Print Edition: October 3, 2012
If someone were to ask you what you value most in life, what would you respond with? Family? Friends? Your career? All of these are of substantial importance to most people, but then, think about how precious your hours, your minutes, your seconds are. Mitch Albom’s The Time Keeper brings to light this very thing which many of us take for granted: time.
Initially set long before the idea of time existed, this short novel’s protagonist, Dor, is a man who is fixated on the concept of counting and recording. All his life, he is obsessed with keeping track of the rising and falling of the sun, always measuring with the various contraptions he builds. Little does he know that he has created the first means of calculating and documenting time.
Displeased by this, God punishes Dor for discovering his precious gift and locks him in a cave for centuries, making him prisoner to endless amounts of voices, begging for more minutes on this Earth. He is only allowed freedom once he has brought two people—one who wants more time on this earth, and one who wants less—together and taught them the value of a minute. From this point forward, he would be known as Father Time.
These two people are polar opposites who, by chance, stumble upon Dor at completely different times. Sarah Lemon, an awkward high school senior, is desperate to end her life after the boy of her dreams completely shuts her out. Victor Delamonte, an 87-year-old billionaire, yearns to find a way to live forever after being told he only has weeks left. Though the two are dissimilar in stature and mindset, both fail to comprehend the importance to time.
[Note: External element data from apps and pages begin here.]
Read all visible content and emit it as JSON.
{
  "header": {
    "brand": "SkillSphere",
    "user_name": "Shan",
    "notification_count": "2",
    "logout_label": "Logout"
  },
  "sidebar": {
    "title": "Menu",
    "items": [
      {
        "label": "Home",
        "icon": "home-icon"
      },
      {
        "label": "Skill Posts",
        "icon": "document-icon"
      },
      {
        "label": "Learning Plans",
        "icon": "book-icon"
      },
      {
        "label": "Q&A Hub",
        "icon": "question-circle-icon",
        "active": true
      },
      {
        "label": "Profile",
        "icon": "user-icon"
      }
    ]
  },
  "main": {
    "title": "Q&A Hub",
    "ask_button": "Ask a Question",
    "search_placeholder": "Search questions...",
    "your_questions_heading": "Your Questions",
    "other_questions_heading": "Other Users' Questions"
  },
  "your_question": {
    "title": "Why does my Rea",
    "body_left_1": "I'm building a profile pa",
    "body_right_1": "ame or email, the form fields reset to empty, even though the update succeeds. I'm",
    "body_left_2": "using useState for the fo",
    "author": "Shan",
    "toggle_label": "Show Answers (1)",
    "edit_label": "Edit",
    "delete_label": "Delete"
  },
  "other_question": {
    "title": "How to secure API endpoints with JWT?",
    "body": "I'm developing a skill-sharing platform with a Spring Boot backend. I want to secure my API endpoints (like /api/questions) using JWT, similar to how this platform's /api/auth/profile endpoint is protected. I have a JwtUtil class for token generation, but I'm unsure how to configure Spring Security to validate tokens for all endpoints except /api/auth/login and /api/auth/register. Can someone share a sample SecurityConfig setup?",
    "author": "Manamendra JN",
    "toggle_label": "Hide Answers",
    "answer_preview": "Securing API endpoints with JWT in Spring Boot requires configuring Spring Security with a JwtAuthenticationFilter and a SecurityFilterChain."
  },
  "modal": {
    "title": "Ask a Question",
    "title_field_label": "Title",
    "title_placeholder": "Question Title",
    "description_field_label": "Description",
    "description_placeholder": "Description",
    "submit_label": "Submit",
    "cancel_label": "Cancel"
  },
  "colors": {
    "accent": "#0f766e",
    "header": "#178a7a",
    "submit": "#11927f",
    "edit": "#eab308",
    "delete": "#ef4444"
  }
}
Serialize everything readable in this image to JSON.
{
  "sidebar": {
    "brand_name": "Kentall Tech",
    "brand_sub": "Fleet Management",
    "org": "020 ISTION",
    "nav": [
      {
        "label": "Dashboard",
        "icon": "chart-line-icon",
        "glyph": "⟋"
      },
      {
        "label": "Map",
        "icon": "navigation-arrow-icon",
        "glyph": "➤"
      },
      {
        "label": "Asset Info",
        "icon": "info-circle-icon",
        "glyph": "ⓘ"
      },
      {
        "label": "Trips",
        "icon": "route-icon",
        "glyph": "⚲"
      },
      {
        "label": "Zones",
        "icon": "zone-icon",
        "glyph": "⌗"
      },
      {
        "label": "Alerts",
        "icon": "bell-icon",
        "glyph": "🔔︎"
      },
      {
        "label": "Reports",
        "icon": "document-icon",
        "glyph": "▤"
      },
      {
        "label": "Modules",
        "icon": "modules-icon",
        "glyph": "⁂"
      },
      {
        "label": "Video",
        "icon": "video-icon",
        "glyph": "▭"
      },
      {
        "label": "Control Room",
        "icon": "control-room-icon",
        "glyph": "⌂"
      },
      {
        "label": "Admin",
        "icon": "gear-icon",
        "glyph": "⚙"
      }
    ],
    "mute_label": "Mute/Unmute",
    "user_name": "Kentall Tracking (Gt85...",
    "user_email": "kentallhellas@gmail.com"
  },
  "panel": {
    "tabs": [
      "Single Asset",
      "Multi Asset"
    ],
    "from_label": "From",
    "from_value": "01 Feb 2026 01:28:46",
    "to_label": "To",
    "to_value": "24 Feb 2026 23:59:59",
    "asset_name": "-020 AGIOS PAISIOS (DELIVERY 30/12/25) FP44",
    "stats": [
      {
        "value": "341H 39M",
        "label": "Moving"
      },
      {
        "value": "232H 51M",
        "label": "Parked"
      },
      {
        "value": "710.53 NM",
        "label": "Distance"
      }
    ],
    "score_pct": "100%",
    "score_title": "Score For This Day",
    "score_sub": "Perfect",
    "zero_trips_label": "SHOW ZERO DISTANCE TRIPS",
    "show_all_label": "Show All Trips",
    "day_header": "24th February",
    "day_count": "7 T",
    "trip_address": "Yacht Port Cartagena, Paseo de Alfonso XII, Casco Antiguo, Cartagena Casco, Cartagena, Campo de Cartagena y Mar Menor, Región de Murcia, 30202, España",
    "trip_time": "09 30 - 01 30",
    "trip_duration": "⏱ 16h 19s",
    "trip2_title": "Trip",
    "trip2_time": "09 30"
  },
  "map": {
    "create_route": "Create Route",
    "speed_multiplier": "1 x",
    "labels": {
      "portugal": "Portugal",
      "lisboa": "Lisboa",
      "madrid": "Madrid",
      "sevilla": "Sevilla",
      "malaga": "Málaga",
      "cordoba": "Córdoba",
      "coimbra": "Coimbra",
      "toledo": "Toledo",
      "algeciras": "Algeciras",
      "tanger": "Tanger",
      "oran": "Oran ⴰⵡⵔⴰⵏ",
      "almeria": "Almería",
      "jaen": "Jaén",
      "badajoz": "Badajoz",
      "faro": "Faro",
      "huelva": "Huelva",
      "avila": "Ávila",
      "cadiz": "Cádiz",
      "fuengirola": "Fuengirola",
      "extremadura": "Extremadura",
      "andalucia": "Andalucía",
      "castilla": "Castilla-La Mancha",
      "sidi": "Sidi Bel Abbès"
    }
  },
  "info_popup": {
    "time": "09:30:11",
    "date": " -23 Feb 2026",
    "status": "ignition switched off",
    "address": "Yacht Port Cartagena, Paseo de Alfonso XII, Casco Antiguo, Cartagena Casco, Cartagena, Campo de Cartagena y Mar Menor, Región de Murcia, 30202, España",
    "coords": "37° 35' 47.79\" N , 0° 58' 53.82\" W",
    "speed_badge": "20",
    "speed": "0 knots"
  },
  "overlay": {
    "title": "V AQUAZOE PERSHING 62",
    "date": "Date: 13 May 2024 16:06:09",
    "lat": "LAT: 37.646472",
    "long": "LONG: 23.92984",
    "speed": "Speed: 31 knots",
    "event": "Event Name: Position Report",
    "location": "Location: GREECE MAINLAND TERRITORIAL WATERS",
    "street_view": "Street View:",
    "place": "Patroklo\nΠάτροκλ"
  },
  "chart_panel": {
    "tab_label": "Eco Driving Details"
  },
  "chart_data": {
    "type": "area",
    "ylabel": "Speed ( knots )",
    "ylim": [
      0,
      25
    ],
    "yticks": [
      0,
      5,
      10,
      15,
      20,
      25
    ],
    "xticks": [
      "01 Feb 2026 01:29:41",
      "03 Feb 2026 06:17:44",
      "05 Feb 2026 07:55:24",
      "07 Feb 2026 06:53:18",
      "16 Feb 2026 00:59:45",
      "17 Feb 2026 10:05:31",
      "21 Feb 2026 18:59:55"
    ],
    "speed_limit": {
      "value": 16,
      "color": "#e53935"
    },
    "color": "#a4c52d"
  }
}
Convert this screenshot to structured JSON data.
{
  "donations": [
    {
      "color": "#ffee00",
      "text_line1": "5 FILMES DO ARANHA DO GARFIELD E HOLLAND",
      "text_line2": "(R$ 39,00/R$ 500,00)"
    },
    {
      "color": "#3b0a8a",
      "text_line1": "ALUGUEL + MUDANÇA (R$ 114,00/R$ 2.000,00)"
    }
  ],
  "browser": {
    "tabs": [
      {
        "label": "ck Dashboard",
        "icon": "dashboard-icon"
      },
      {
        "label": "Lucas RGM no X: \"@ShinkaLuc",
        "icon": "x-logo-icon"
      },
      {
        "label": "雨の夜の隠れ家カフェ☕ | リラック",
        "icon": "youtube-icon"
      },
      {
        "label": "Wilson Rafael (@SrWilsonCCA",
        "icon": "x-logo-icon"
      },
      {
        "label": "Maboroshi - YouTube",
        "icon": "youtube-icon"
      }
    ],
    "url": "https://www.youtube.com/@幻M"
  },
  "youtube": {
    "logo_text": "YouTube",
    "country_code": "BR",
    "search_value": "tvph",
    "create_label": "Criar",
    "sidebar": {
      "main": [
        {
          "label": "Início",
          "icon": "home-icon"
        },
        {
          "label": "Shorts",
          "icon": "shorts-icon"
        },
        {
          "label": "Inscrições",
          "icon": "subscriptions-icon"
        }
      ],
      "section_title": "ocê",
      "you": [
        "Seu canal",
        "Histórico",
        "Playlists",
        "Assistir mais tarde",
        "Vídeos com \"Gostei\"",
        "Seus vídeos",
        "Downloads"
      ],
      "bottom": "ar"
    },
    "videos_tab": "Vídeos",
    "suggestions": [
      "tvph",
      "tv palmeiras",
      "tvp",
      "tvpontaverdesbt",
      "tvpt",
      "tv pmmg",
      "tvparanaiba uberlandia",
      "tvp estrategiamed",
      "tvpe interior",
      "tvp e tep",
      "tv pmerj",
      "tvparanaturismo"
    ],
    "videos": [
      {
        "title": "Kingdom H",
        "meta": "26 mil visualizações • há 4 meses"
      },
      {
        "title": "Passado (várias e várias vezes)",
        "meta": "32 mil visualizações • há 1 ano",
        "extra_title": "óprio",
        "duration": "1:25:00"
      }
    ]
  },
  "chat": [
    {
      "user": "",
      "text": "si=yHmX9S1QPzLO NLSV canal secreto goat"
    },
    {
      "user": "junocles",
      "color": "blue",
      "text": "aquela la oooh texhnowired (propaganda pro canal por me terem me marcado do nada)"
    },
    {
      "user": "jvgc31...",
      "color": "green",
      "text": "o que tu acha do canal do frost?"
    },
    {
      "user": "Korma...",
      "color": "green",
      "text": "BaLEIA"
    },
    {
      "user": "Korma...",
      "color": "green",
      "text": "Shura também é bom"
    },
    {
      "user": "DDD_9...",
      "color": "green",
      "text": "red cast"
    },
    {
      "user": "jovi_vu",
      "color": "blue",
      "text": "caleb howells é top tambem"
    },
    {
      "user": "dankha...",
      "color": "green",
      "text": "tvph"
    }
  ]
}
Through a series of radical events, Dor brings both characters together, causing them realize the sheer importance of the hours and days they are given.
Right from the beginning, The Time Keeper was very easy to get hooked on. The plot line is straightforward, but very impacting, and the short, glimpse-like chapters keep you interested. The purpose of each chapter is to reveal a specific part of one character’s story, right until the climax of the novel.
This technique works effectively for its purpose, as it keeps the reader in constant anticipation of what will come next for each character. Albom does an even better job on the story structure of the novel, as he uses techniques like short paragraphs and bolded sentences to relay the significant messages he wants the reader to grasp.
The characters are generally quite basic, but this aspect is necessary in order for the moral of the narrative to shine through. Other than Dor, Ablom seems to base his characters off of stereotypes; Sarah is the self-conscious teenaged girl who falls for the popular boy at school, and Victor is the rich old man who makes his employees work late on weekends. That is probably why Albom made Dor’s gentle and growing personality contrast that of the other characters’ – in order to display the message within the story more significantly.
The part that is bothersome, though, is the quick change of heart from two of the main characters, nearer to end of the novel. While experiencing a flash-forward to their potential futures, the two suddenly change their minds and dismiss the very thought of their earlier plans.
It seems as though it came straight out of A Christmas Carol, to be honest. It was just too sudden for it to be realistic, almost as if Albom wanted to find a quick way to wrap it up. It doesn’t alter the overall impact that the novel gives the reader, but it was still a flaw that taints the ending.
If you’re looking for a short read with a provoking theme, this is your story. The Time Keeper uses conventional characters that we can easily familiarize ourselves with in order to get a specific message across: we need to cherish the moments we are given. We only have one life to live, no more and no less, so we must use it wisely. Through the characters’ mistakes and realization, Albom made this message of appreciating our moments on earth one that will stick with you, long after you’ve finished the last sentence.